With Tarek having very little experience of the T70, his pace continued to improve through the weekend, Nigel was delighted that the Lebanese found a couple of seconds compared to his best in practice and the eventual seventh place finish.
What became very clear though was that both Greensall and Mahmoud took a very different line into Druids compared to everyone else. Nigel explains:
“I’ve been taking that line for years, and I’ve been teaching it to everyone I work with. Going up the hill, when I reach the bridge, I aim diagonally for the apex – it’s the shortest distance, shorter than staying wide and turning in late. I keep the front loaded up so it turns in really sharply. Then I’m off the pedals, the car starts to slide – and I come out of Druids with a nice bit of oversteer.”
It’s a quick line, and a very effective one for overtaking too, as you’ll have seen on the in-car, as the orange T70 dives inside Ewan McIntyre’s McLaren M1C. Nigel and partner Nikki are agents for the Video VBOX in-car system, and if you go to Nigel’s website – www.nigelgreensall.com – you’ll find numerous in-car examples of Nigel’s expertise at driver coaching. He’s not just quick at Druids / Brands Hatch…
He and Nikki have invested in a Toyota GT86 as part of Nigel’s driver coaching, and in the week before the Brands Hatch meeting, they were at Dijon with that car – and then on to Spa.

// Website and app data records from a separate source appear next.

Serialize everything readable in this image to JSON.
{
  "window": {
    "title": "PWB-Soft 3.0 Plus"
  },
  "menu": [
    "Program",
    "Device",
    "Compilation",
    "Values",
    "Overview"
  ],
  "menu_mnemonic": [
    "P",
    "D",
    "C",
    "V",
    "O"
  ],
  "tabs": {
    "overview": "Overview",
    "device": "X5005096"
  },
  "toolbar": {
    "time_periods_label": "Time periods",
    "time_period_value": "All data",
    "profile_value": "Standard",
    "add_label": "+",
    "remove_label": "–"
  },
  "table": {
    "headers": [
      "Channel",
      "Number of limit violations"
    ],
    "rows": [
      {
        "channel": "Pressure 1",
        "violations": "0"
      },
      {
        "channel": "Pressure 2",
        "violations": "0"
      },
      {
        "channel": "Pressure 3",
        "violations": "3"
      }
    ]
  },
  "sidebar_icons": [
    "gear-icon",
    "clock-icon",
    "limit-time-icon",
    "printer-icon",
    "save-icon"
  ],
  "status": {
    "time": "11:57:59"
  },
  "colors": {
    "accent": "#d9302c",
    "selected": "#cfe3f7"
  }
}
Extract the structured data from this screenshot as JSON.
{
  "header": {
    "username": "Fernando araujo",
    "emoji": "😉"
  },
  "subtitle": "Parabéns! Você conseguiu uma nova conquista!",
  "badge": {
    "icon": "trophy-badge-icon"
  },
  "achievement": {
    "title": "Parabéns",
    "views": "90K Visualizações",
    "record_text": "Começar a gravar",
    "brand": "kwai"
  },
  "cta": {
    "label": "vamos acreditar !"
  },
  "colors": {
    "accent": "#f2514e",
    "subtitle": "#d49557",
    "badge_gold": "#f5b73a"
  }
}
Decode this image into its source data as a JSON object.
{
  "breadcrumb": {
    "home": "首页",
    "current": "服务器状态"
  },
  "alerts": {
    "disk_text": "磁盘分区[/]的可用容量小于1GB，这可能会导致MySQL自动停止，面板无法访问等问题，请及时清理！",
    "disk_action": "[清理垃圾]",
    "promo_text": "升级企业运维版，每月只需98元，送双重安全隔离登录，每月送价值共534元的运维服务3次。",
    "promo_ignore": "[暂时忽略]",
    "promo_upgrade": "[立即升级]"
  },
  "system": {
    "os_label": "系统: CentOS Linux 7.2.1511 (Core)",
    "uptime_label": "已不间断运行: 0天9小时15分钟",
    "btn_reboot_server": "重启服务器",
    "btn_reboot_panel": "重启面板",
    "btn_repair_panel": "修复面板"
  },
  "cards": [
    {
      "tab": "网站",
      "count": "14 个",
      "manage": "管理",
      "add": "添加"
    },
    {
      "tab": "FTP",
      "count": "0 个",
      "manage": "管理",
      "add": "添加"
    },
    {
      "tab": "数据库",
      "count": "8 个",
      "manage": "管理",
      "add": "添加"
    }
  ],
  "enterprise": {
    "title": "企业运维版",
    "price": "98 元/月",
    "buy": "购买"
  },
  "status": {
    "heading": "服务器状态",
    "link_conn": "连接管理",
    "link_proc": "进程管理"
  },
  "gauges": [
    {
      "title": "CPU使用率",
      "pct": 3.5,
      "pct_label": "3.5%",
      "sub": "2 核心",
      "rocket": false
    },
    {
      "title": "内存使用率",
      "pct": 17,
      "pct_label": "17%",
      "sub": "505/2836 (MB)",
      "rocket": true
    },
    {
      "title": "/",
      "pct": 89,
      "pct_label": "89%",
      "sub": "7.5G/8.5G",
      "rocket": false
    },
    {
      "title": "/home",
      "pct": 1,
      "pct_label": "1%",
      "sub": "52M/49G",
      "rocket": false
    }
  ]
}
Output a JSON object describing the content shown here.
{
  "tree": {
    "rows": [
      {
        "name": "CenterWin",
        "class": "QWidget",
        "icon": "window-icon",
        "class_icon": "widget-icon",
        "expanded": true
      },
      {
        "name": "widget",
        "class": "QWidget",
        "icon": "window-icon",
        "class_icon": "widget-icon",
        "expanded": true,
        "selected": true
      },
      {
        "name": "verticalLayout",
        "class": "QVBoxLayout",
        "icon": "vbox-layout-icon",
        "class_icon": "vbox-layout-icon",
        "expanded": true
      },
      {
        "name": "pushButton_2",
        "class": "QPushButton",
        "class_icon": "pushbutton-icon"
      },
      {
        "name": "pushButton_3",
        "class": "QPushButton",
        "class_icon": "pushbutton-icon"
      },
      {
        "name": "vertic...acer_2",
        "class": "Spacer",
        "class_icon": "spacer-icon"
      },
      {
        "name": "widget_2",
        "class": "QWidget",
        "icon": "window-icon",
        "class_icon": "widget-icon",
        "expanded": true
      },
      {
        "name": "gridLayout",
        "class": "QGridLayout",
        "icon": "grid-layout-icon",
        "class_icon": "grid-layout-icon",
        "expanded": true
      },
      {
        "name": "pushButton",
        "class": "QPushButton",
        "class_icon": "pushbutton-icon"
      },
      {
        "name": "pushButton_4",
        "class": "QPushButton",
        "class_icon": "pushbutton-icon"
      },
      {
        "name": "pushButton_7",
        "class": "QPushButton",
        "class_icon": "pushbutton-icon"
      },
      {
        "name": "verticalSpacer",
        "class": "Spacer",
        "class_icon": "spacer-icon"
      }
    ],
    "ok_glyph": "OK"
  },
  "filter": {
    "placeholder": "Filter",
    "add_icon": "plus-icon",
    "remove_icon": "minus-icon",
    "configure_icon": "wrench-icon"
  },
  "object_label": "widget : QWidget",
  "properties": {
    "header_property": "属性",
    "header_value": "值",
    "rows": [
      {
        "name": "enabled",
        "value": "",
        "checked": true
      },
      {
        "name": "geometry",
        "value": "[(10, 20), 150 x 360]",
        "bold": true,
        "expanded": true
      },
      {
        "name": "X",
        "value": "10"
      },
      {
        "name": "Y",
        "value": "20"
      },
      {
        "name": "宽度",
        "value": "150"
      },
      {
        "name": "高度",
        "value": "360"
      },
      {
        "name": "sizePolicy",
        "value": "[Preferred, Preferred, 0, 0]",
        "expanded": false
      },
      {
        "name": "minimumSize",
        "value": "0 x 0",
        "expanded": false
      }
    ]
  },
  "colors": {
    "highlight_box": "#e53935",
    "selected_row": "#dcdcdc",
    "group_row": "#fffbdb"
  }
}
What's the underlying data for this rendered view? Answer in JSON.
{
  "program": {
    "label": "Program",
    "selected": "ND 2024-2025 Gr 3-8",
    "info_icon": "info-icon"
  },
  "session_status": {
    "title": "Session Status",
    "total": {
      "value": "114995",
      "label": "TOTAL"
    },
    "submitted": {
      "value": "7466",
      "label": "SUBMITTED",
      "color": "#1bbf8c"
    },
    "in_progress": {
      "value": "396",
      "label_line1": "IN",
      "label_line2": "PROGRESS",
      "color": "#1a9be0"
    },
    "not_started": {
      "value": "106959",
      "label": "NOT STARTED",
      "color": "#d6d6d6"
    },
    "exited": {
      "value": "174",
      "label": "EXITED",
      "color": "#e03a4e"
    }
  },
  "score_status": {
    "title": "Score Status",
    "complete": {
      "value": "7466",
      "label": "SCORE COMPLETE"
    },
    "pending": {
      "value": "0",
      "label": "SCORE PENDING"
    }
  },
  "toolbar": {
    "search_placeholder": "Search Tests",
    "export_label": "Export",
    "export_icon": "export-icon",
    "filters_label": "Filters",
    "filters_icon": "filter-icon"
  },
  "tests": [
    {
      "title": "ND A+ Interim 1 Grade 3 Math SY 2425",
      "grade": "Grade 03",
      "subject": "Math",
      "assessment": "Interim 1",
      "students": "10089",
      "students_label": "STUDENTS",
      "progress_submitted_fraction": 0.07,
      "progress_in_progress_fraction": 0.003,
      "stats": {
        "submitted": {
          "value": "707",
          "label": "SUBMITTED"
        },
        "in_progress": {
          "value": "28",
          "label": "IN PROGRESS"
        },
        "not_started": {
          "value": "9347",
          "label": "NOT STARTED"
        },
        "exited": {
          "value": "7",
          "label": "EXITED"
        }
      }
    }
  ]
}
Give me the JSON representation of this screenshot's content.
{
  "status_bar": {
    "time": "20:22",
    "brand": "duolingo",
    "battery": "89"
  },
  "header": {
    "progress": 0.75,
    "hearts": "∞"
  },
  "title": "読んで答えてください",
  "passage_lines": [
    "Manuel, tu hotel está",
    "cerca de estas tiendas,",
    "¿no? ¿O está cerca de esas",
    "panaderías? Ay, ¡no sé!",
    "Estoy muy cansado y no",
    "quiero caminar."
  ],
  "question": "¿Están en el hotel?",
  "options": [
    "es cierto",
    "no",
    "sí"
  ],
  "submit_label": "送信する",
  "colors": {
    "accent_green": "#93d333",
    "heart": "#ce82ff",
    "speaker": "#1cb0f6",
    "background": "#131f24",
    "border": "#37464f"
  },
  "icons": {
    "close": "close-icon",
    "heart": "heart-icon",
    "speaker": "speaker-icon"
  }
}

Following Brands, Nigel was driving Lamborghinis at Imola, then headed to Paul Ricard (via Monaco) for the VdeV meeting – and followed that with more driver coaching at Silverstone in a couple of Caterhams. He’s a very busy chap!
He was racing at Ricard in Benton Bryan’s Corvette, a car specifically built for VdeV GTs.
“I qualified third against the latest 458s, R8s, GT3 Porsches and SLS Mercedes, and ran with a JMB Ferrari and an IMSA Porsche in the race. Very satisfying.”
Benton and Richard Bryan shared their Chevron B36 at Ricard, this one an ex-Le Mans car from 1976. They raced home to a very strong second place. Nigel has probably taught them some special lines around Ricard.
Nigel is so active on the race tracks of Europe, it’s difficult to keep up with everything he does. He’s also been known to pop over to Dubai for work there too.
Getting back to the Brands Hatch meeting, the Mustang outing was less successful, the car suffering from a fault with its radiator, and Tarek Mahmoud had to park it to avoid engine damage.
I make that seven race tracks in a little over two weeks for the Greensall coaching and racing academy: is any driver on the planet busier than that?
Former GT man Keith Ahlers was also racing in the Historic Masters event in Kent, in his gorgeous Cooper Monaco – “the oldest car in the race” – while another T70 was in the hands of Chris Beighton and Jon Finnemore. That featured the same orange livery that decorated their British GT Marcos a decade ago, while Chris Goodwin was hammering round in a McLaren M1B, in the same bright red helmet that he used when racing James Munroe’s McLaren F1 GTR at the end of the ‘90s.
Just to complete a perfect day out, Sue was amused to discover that AC/DC’s Brian Johnson was racing a GRD S72 against the Lolas, McLarens etc. She apparently went out with the little Geordie lead singer many decades ago – but didn’t think it worth going to find him “because he probably wouldn’t remember me”. One of many, I imagine… I was amused that he was penalised with a stop-go for a driver indiscretion…